This post has been updated, 5:20 p.m.
Attorney General William P. Barr’s testimony Wednesday before the Senate Judiciary Committee was an exercise in what committee member Sheldon Whitehouse (D-R.I.) accurately described as “masterful hairsplitting.”
But give Barr credit for making one thing clear: We must hear from special counsel Robert S. Mueller III, directly and publicly.
At one point, under Whitehouse’s questioning about the special counsel’s report, the attorney general said: “I don’t want to characterize Bob’s thought process here.” Except he did. Again and again. Most strikingly, Barr told a blatant falsehood about Mueller’s reaction to the attorney general’s efforts to portray the report as an exoneration of President Trump. Barr did that twice — first in a four-page letter March 24 summarizing the findings of the report, and then in a news conference shortly before the 448-page document was made public on April 18.
"Mueller had never told me that the expression of the findings was inaccurate,” Barr said during his testimony. “I certainly am not aware of any challenge to the accuracy of the findings.”

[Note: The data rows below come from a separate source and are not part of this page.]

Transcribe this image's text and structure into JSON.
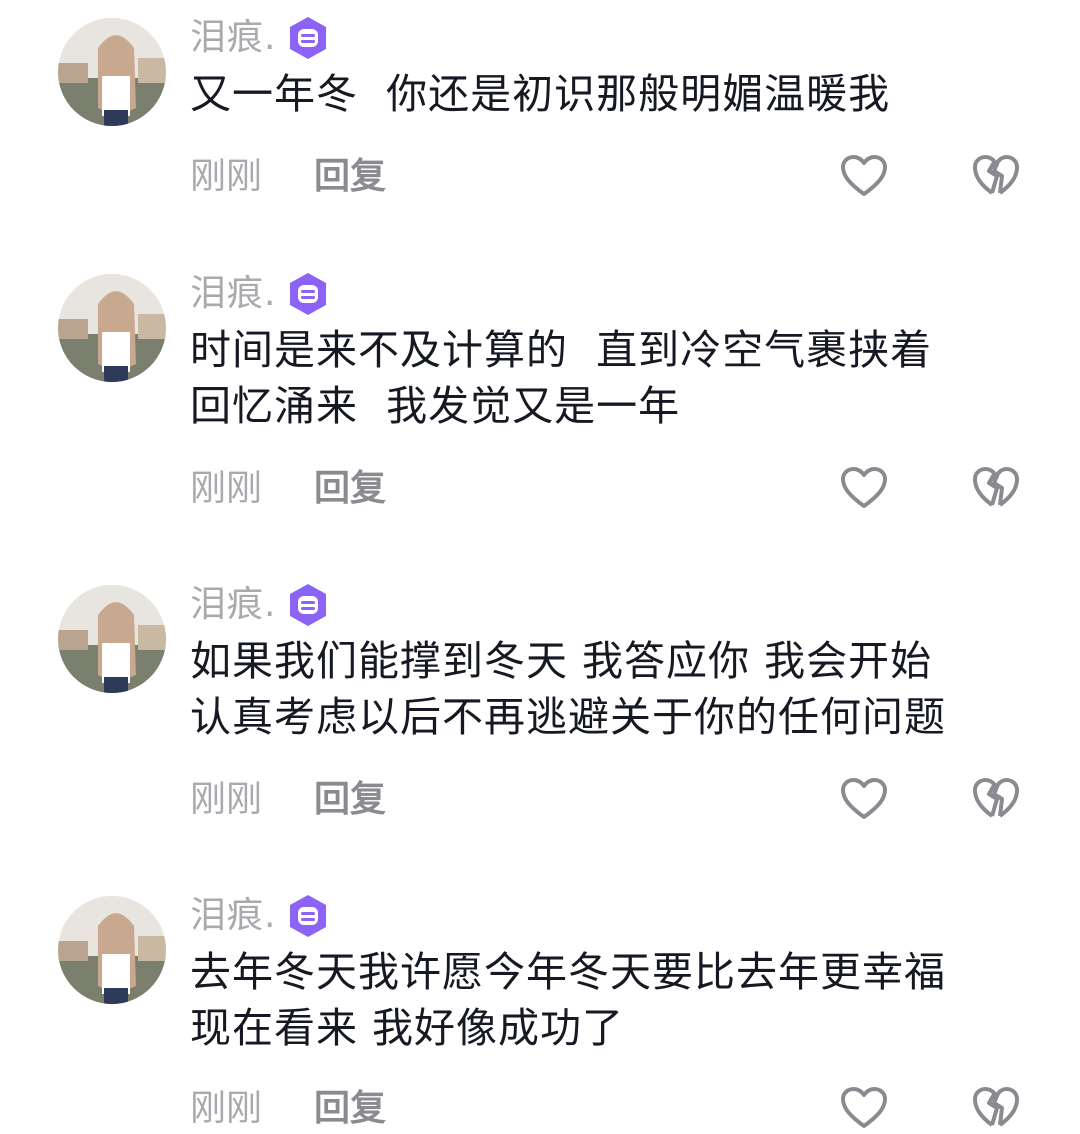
{
  "comments": [
    {
      "username": "泪痕.",
      "text": "又一年冬  你还是初识那般明媚温暖我",
      "time": "刚刚",
      "reply_label": "回复"
    },
    {
      "username": "泪痕.",
      "text": "时间是来不及计算的  直到冷空气裹挟着\n回忆涌来  我发觉又是一年",
      "time": "刚刚",
      "reply_label": "回复"
    },
    {
      "username": "泪痕.",
      "text": "如果我们能撑到冬天 我答应你 我会开始\n认真考虑以后不再逃避关于你的任何问题",
      "time": "刚刚",
      "reply_label": "回复"
    },
    {
      "username": "泪痕.",
      "text": "去年冬天我许愿今年冬天要比去年更幸福\n现在看来 我好像成功了",
      "time": "刚刚",
      "reply_label": "回复"
    }
  ],
  "icons": {
    "badge": "purple-shield-badge-icon",
    "like": "heart-outline-icon",
    "dislike": "broken-heart-outline-icon"
  },
  "colors": {
    "username": "#a9a9ae",
    "text": "#161823",
    "reply": "#8a8b91",
    "badge": "#8b63f5",
    "icon_stroke": "#8a8b91"
  }
}
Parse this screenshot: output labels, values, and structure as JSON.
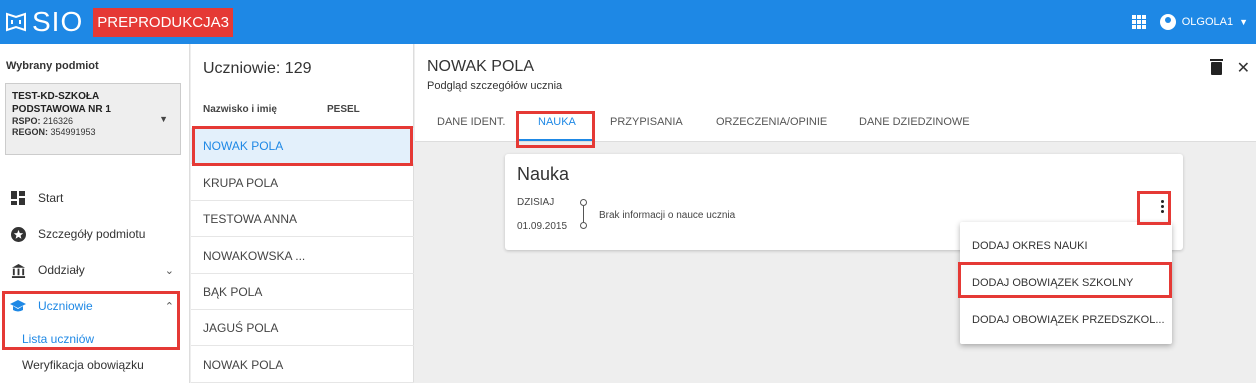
{
  "app": {
    "logo_text": "SIO",
    "env_badge": "PREPRODUKCJA3",
    "user": "OLGOLA1"
  },
  "sidebar": {
    "selected_label": "Wybrany podmiot",
    "entity": {
      "name": "TEST-KD-SZKOŁA PODSTAWOWA NR 1",
      "rspo_label": "RSPO:",
      "rspo": "216326",
      "regon_label": "REGON:",
      "regon": "354991953"
    },
    "items": [
      {
        "label": "Start",
        "icon": "dashboard-icon"
      },
      {
        "label": "Szczegóły podmiotu",
        "icon": "star-badge-icon"
      },
      {
        "label": "Oddziały",
        "icon": "building-icon"
      },
      {
        "label": "Uczniowie",
        "icon": "graduation-cap-icon"
      }
    ],
    "subitems": [
      {
        "label": "Lista uczniów"
      },
      {
        "label": "Weryfikacja obowiązku"
      }
    ]
  },
  "students": {
    "count_label": "Uczniowie: 129",
    "col_name": "Nazwisko i imię",
    "col_pesel": "PESEL",
    "rows": [
      "NOWAK POLA",
      "KRUPA POLA",
      "TESTOWA ANNA",
      "NOWAKOWSKA ...",
      "BĄK POLA",
      "JAGUŚ POLA",
      "NOWAK POLA"
    ]
  },
  "detail": {
    "title": "NOWAK POLA",
    "subtitle": "Podgląd szczegółów ucznia",
    "tabs": [
      "DANE IDENT.",
      "NAUKA",
      "PRZYPISANIA",
      "ORZECZENIA/OPINIE",
      "DANE DZIEDZINOWE"
    ],
    "card": {
      "title": "Nauka",
      "date_top": "DZISIAJ",
      "date_bottom": "01.09.2015",
      "info": "Brak informacji o nauce ucznia"
    },
    "menu": [
      "DODAJ OKRES NAUKI",
      "DODAJ OBOWIĄZEK SZKOLNY",
      "DODAJ OBOWIĄZEK PRZEDSZKOL..."
    ]
  },
  "colors": {
    "primary": "#1e88e5",
    "highlight": "#e53935"
  }
}
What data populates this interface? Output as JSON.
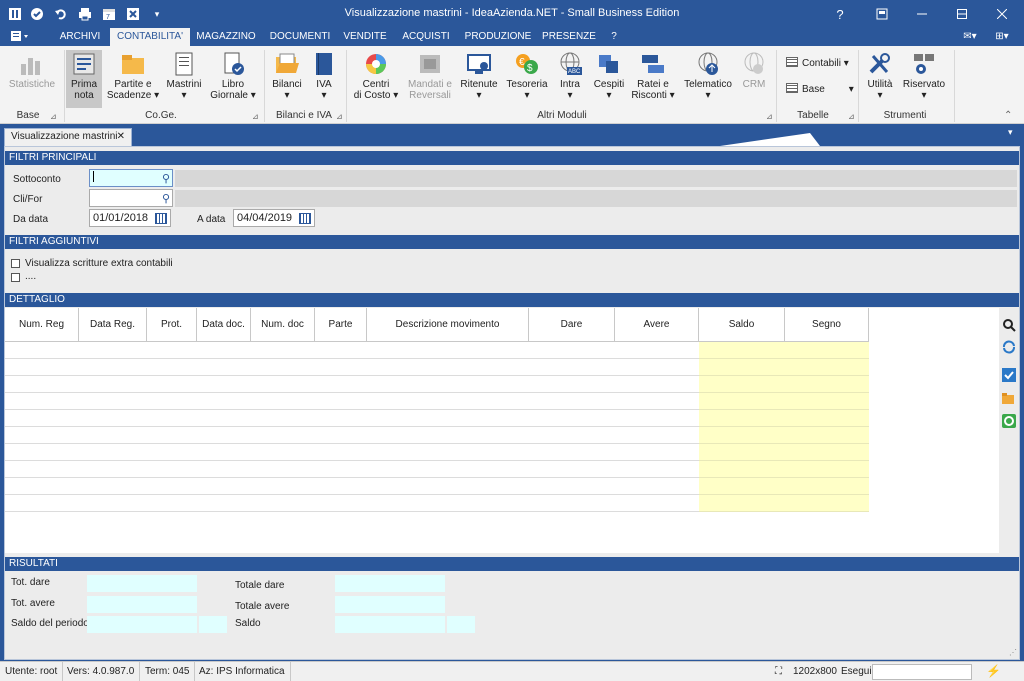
{
  "window": {
    "title": "Visualizzazione mastrini - IdeaAzienda.NET - Small Business Edition",
    "controls": [
      "?",
      "minimize",
      "maximize",
      "close"
    ]
  },
  "menu": {
    "tabs": [
      "ARCHIVI",
      "CONTABILITA'",
      "MAGAZZINO",
      "DOCUMENTI",
      "VENDITE",
      "ACQUISTI",
      "PRODUZIONE",
      "PRESENZE",
      "?"
    ],
    "active": "CONTABILITA'"
  },
  "ribbon": {
    "buttons": {
      "statistiche": "Statistiche",
      "prima_nota_1": "Prima",
      "prima_nota_2": "nota",
      "partite_1": "Partite e",
      "partite_2": "Scadenze ▾",
      "mastrini_1": "Mastrini",
      "mastrini_2": "▾",
      "libro_1": "Libro",
      "libro_2": "Giornale ▾",
      "bilanci_1": "Bilanci",
      "bilanci_2": "▾",
      "iva_1": "IVA",
      "iva_2": "▾",
      "centri_1": "Centri",
      "centri_2": "di Costo ▾",
      "mandati_1": "Mandati e",
      "mandati_2": "Reversali",
      "ritenute_1": "Ritenute",
      "ritenute_2": "▾",
      "tesoreria_1": "Tesoreria",
      "tesoreria_2": "▾",
      "intra_1": "Intra",
      "intra_2": "▾",
      "cespiti_1": "Cespiti",
      "cespiti_2": "▾",
      "ratei_1": "Ratei e",
      "ratei_2": "Risconti ▾",
      "telematico_1": "Telematico",
      "telematico_2": "▾",
      "crm": "CRM",
      "contabili": "Contabili ▾",
      "base": "Base",
      "utilita_1": "Utilità",
      "utilita_2": "▾",
      "riservato_1": "Riservato",
      "riservato_2": "▾"
    },
    "groups": {
      "base": "Base",
      "coge": "Co.Ge.",
      "bilanci_iva": "Bilanci e IVA",
      "altri": "Altri Moduli",
      "tabelle": "Tabelle",
      "strumenti": "Strumenti"
    }
  },
  "doc_tab": {
    "label": "Visualizzazione mastrini",
    "close": "✕"
  },
  "filtri_principali": {
    "header": "FILTRI PRINCIPALI",
    "sottoconto_label": "Sottoconto",
    "sottoconto_value": "",
    "clifor_label": "Cli/For",
    "clifor_value": "",
    "da_data_label": "Da data",
    "da_data_value": "01/01/2018",
    "a_data_label": "A data",
    "a_data_value": "04/04/2019"
  },
  "filtri_aggiuntivi": {
    "header": "FILTRI AGGIUNTIVI",
    "extra_label": "Visualizza scritture extra contabili",
    "extra_checked": false,
    "other_label": "....",
    "other_checked": false
  },
  "dettaglio": {
    "header": "DETTAGLIO",
    "columns": [
      "Num. Reg",
      "Data Reg.",
      "Prot.",
      "Data doc.",
      "Num. doc",
      "Parte",
      "Descrizione movimento",
      "Dare",
      "Avere",
      "Saldo",
      "Segno"
    ],
    "rows": []
  },
  "risultati": {
    "header": "RISULTATI",
    "tot_dare": "Tot. dare",
    "tot_avere": "Tot. avere",
    "saldo_periodo": "Saldo del periodo",
    "totale_dare": "Totale dare",
    "totale_avere": "Totale avere",
    "saldo": "Saldo"
  },
  "status": {
    "utente": "Utente: root",
    "versione": "Vers: 4.0.987.0",
    "terminale": "Term: 045",
    "azienda": "Az: IPS Informatica",
    "risoluzione": "1202x800",
    "esegui": "Esegui",
    "esegui_value": ""
  },
  "colors": {
    "accent": "#2b579a",
    "saldo_column": "#ffffc7",
    "result_field": "#e0ffff"
  }
}
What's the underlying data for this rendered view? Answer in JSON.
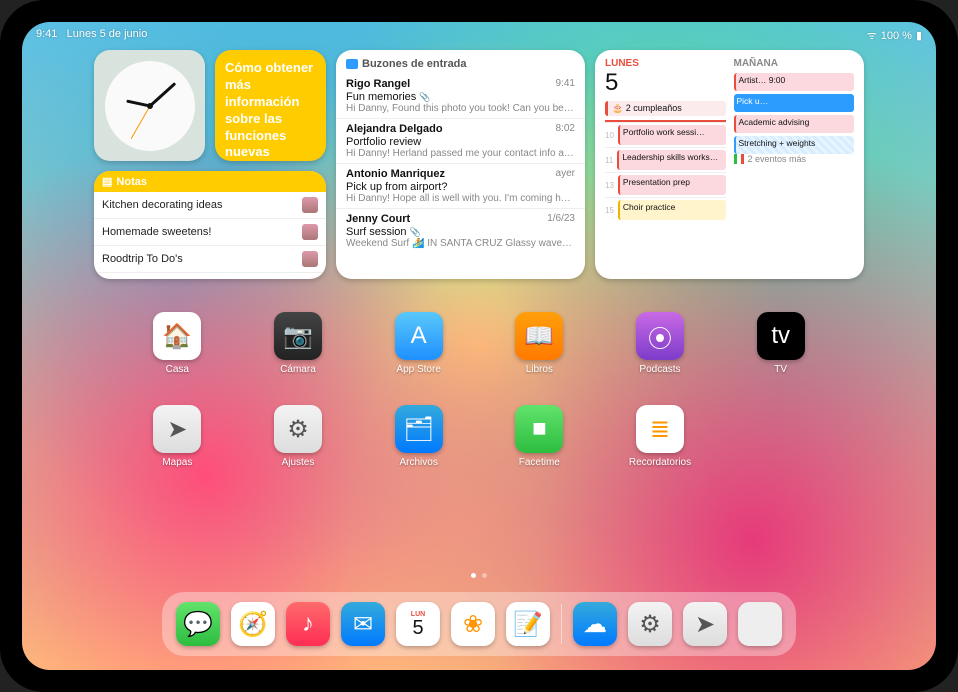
{
  "status": {
    "time": "9:41",
    "date": "Lunes 5 de junio",
    "battery": "100 %"
  },
  "widgets": {
    "tip": "Cómo obtener más información sobre las funciones nuevas",
    "notes": {
      "title": "Notas",
      "items": [
        {
          "title": "Kitchen decorating ideas"
        },
        {
          "title": "Homemade sweetens!"
        },
        {
          "title": "Roodtrip To Do's"
        }
      ]
    },
    "mail": {
      "title": "Buzones de entrada",
      "items": [
        {
          "from": "Rigo Rangel",
          "time": "9:41",
          "subject": "Fun memories",
          "preview": "Hi Danny, Found this photo you took! Can you bel…",
          "attach": true
        },
        {
          "from": "Alejandra Delgado",
          "time": "8:02",
          "subject": "Portfolio review",
          "preview": "Hi Danny! Herland passed me your contact info a…",
          "attach": false
        },
        {
          "from": "Antonio Manriquez",
          "time": "ayer",
          "subject": "Pick up from airport?",
          "preview": "Hi Danny! Hope all is well with you. I'm coming ho…",
          "attach": false
        },
        {
          "from": "Jenny Court",
          "time": "1/6/23",
          "subject": "Surf session",
          "preview": "Weekend Surf 🏄 IN SANTA CRUZ Glassy waves…",
          "attach": true
        }
      ]
    },
    "calendar": {
      "today_label": "LUNES",
      "today_num": "5",
      "tomorrow_label": "MAÑANA",
      "allday_today": "2 cumpleaños",
      "more": "2 eventos más",
      "today_events": [
        {
          "h": "10",
          "t": "Portfolio work sessi…",
          "c": "pink"
        },
        {
          "h": "11",
          "t": "Leadership skills workshop",
          "c": "pink"
        },
        {
          "h": "13",
          "t": "Presentation prep",
          "c": "pink"
        },
        {
          "h": "15",
          "t": "Choir practice",
          "c": "yellow"
        }
      ],
      "tomorrow_events": [
        {
          "t": "Artist… 9:00",
          "c": "pink"
        },
        {
          "t": "Pick u…",
          "c": "solidblue"
        },
        {
          "t": "Academic advising",
          "c": "pink"
        },
        {
          "t": "Stretching + weights",
          "c": "stripe"
        }
      ]
    }
  },
  "apps_row1": [
    {
      "label": "Casa",
      "icon": "🏠",
      "cls": "bg-white"
    },
    {
      "label": "Cámara",
      "icon": "📷",
      "cls": "bg-grey"
    },
    {
      "label": "App Store",
      "icon": "A",
      "cls": "bg-blue"
    },
    {
      "label": "Libros",
      "icon": "📖",
      "cls": "bg-orange"
    },
    {
      "label": "Podcasts",
      "icon": "⦿",
      "cls": "bg-purple"
    },
    {
      "label": "TV",
      "icon": "tv",
      "cls": "bg-black"
    }
  ],
  "apps_row2": [
    {
      "label": "Mapas",
      "icon": "➤",
      "cls": "bg-grad"
    },
    {
      "label": "Ajustes",
      "icon": "⚙",
      "cls": "bg-grad"
    },
    {
      "label": "Archivos",
      "icon": "🗂",
      "cls": "bg-sky"
    },
    {
      "label": "Facetime",
      "icon": "■",
      "cls": "bg-green"
    },
    {
      "label": "Recordatorios",
      "icon": "≣",
      "cls": "bg-white"
    }
  ],
  "dock": [
    {
      "name": "messages",
      "icon": "💬",
      "cls": "bg-green"
    },
    {
      "name": "safari",
      "icon": "🧭",
      "cls": "bg-white"
    },
    {
      "name": "music",
      "icon": "♪",
      "cls": "bg-red"
    },
    {
      "name": "mail",
      "icon": "✉",
      "cls": "bg-sky"
    },
    {
      "name": "calendar",
      "icon": "cal",
      "cls": "bg-cal"
    },
    {
      "name": "photos",
      "icon": "❀",
      "cls": "bg-white"
    },
    {
      "name": "notes",
      "icon": "📝",
      "cls": "bg-white"
    }
  ],
  "dock_recent": [
    {
      "name": "weather",
      "icon": "☁",
      "cls": "bg-sky"
    },
    {
      "name": "settings",
      "icon": "⚙",
      "cls": "bg-grad"
    },
    {
      "name": "maps",
      "icon": "➤",
      "cls": "bg-grad"
    },
    {
      "name": "applib",
      "icon": "lib",
      "cls": "bg-applib"
    }
  ],
  "cal_day_short": "LUN"
}
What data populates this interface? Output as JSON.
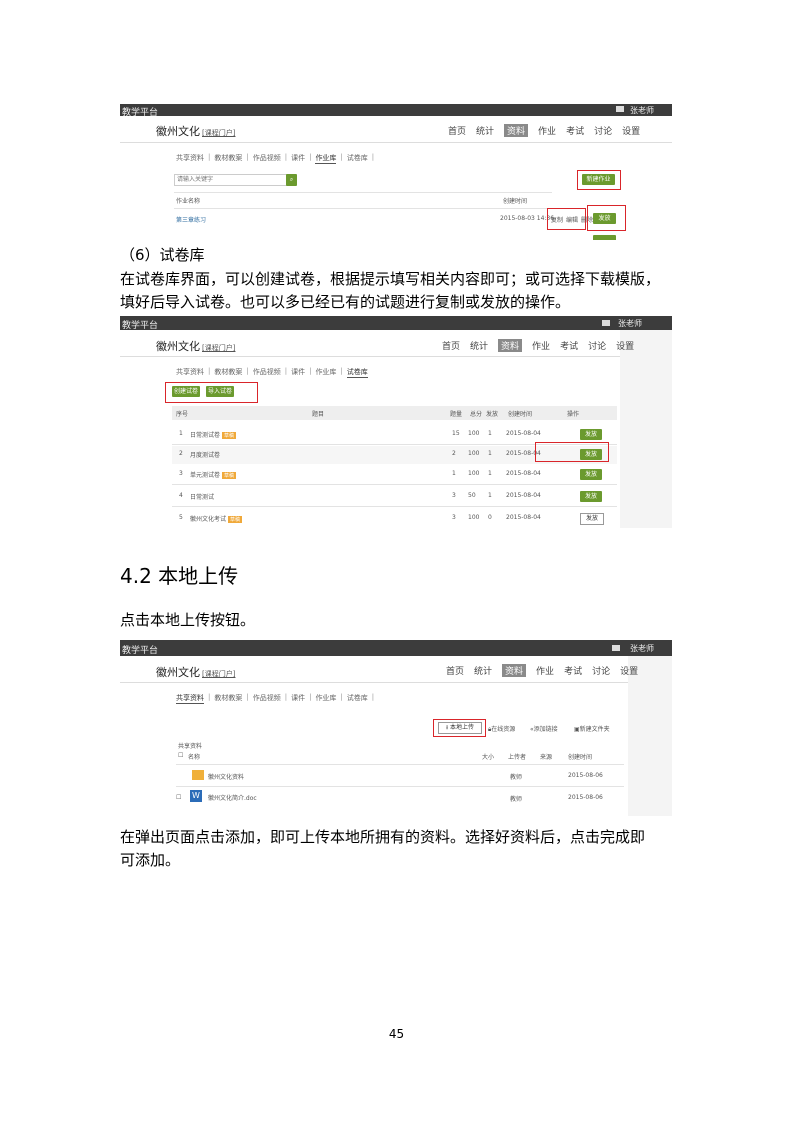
{
  "doc": {
    "section_6_heading": "（6）试卷库",
    "paragraph_1_line1": "在试卷库界面，可以创建试卷，根据提示填写相关内容即可；或可选择下载模版，",
    "paragraph_1_line2": "填好后导入试卷。也可以多已经已有的试题进行复制或发放的操作。",
    "section_42_heading": "4.2 本地上传",
    "paragraph_2": "点击本地上传按钮。",
    "paragraph_3_line1": "在弹出页面点击添加，即可上传本地所拥有的资料。选择好资料后，点击完成即",
    "paragraph_3_line2": "可添加。",
    "page_number": "45"
  },
  "shot1": {
    "brand": "教学平台",
    "user": "张老师",
    "app_title": "徽州文化",
    "app_title_sub": "[课程门户]",
    "nav": [
      "首页",
      "统计",
      "资料",
      "作业",
      "考试",
      "讨论",
      "设置"
    ],
    "nav_active": "资料",
    "tabs": [
      "共享资料",
      "教材教案",
      "作品视频",
      "课件",
      "作业库",
      "试卷库"
    ],
    "search_placeholder": "请输入关键字",
    "new_button": "新建作业",
    "columns": [
      "作业名称",
      "创建时间"
    ],
    "row_name": "第三章练习",
    "row_time": "2015-08-03 14:36",
    "row_actions": [
      "复制",
      "编辑",
      "删除"
    ],
    "row_button": "发放"
  },
  "shot2": {
    "brand": "教学平台",
    "user": "张老师",
    "app_title": "徽州文化",
    "app_title_sub": "[课程门户]",
    "nav": [
      "首页",
      "统计",
      "资料",
      "作业",
      "考试",
      "讨论",
      "设置"
    ],
    "nav_active": "资料",
    "tabs": [
      "共享资料",
      "教材教案",
      "作品视频",
      "课件",
      "作业库",
      "试卷库"
    ],
    "create_button": "创建试卷",
    "import_button": "导入试卷",
    "columns": [
      "序号",
      "题目",
      "题量",
      "总分",
      "发放",
      "创建时间",
      "操作"
    ],
    "rows": [
      {
        "no": "1",
        "title": "日常测试卷",
        "tag": "草稿",
        "count": "15",
        "score": "100",
        "sent": "1",
        "date": "2015-08-04",
        "action": "发放"
      },
      {
        "no": "2",
        "title": "月度测试卷",
        "tag": "",
        "count": "2",
        "score": "100",
        "sent": "1",
        "date": "2015-08-04",
        "action": "发放"
      },
      {
        "no": "3",
        "title": "单元测试卷",
        "tag": "草稿",
        "count": "1",
        "score": "100",
        "sent": "1",
        "date": "2015-08-04",
        "action": "发放"
      },
      {
        "no": "4",
        "title": "日常测试",
        "tag": "",
        "count": "3",
        "score": "50",
        "sent": "1",
        "date": "2015-08-04",
        "action": "发放"
      },
      {
        "no": "5",
        "title": "徽州文化考试",
        "tag": "草稿",
        "count": "3",
        "score": "100",
        "sent": "0",
        "date": "2015-08-04",
        "action": "发放"
      }
    ]
  },
  "shot3": {
    "brand": "教学平台",
    "user": "张老师",
    "app_title": "徽州文化",
    "app_title_sub": "[课程门户]",
    "nav": [
      "首页",
      "统计",
      "资料",
      "作业",
      "考试",
      "讨论",
      "设置"
    ],
    "nav_active": "资料",
    "tabs": [
      "共享资料",
      "教材教案",
      "作品视频",
      "课件",
      "作业库",
      "试卷库"
    ],
    "toolbar": [
      "本地上传",
      "在线资源",
      "添加链接",
      "新建文件夹"
    ],
    "breadcrumb": "共享资料",
    "columns": [
      "名称",
      "大小",
      "上传者",
      "来源",
      "创建时间"
    ],
    "rows": [
      {
        "name": "徽州文化资料",
        "size": "",
        "uploader": "教师",
        "source": "",
        "date": "2015-08-06"
      },
      {
        "name": "徽州文化简介.doc",
        "size": "",
        "uploader": "教师",
        "source": "",
        "date": "2015-08-06"
      }
    ]
  }
}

Any fair read of the Mueller report, even in its redacted form, shows that it was not what Barr portrayed it to be. While the special counsel did not find any evidence that the president and his campaign colluded with Russia to sway the results of the 2016 election, he did cite instances in which Trump potentially broke the law with attempts to obstruct the investigation.
And now, thanks to reporting by my colleagues here at The Post, we also know that Mueller personally expressed his objection to Barr’s original letter.
“The summary letter the [Justice] Department sent to Congress and released to the public late in the afternoon of March 24 did not fully capture the context, nature, and substance of this office’s work and conclusions,” Mueller wrote. “There is now public confusion about critical aspects of the results of our investigation. This threatens to undermine a central purpose for which the Department appointed the Special Counsel: to assure full public confidence in the outcome of the investigations.”
So now, Barr has not only mischaracterized Mueller’s report, he has doubled down by mischaracterizing the special counsel’s reaction to his twisting of the findings. The attorney general has now proved beyond any doubt how little regard he has for his own credibility, even when he is under oath. After first claiming he was unaware of any objections by Mueller, Barr later switched gears and referred to special counsel’s letter as “a bit snitty.” The attorney general even suggested it may have actually been written by someone on the Mueller’s staff.
Judiciary Committee Chairman Lindsey Graham (R-S.C.) now wants to close the book, and says he will not call Mueller before the committee. “It’s over,” he said.
Graham is wrong. Barr has created an imperative. Mueller must testify. The sooner, the better.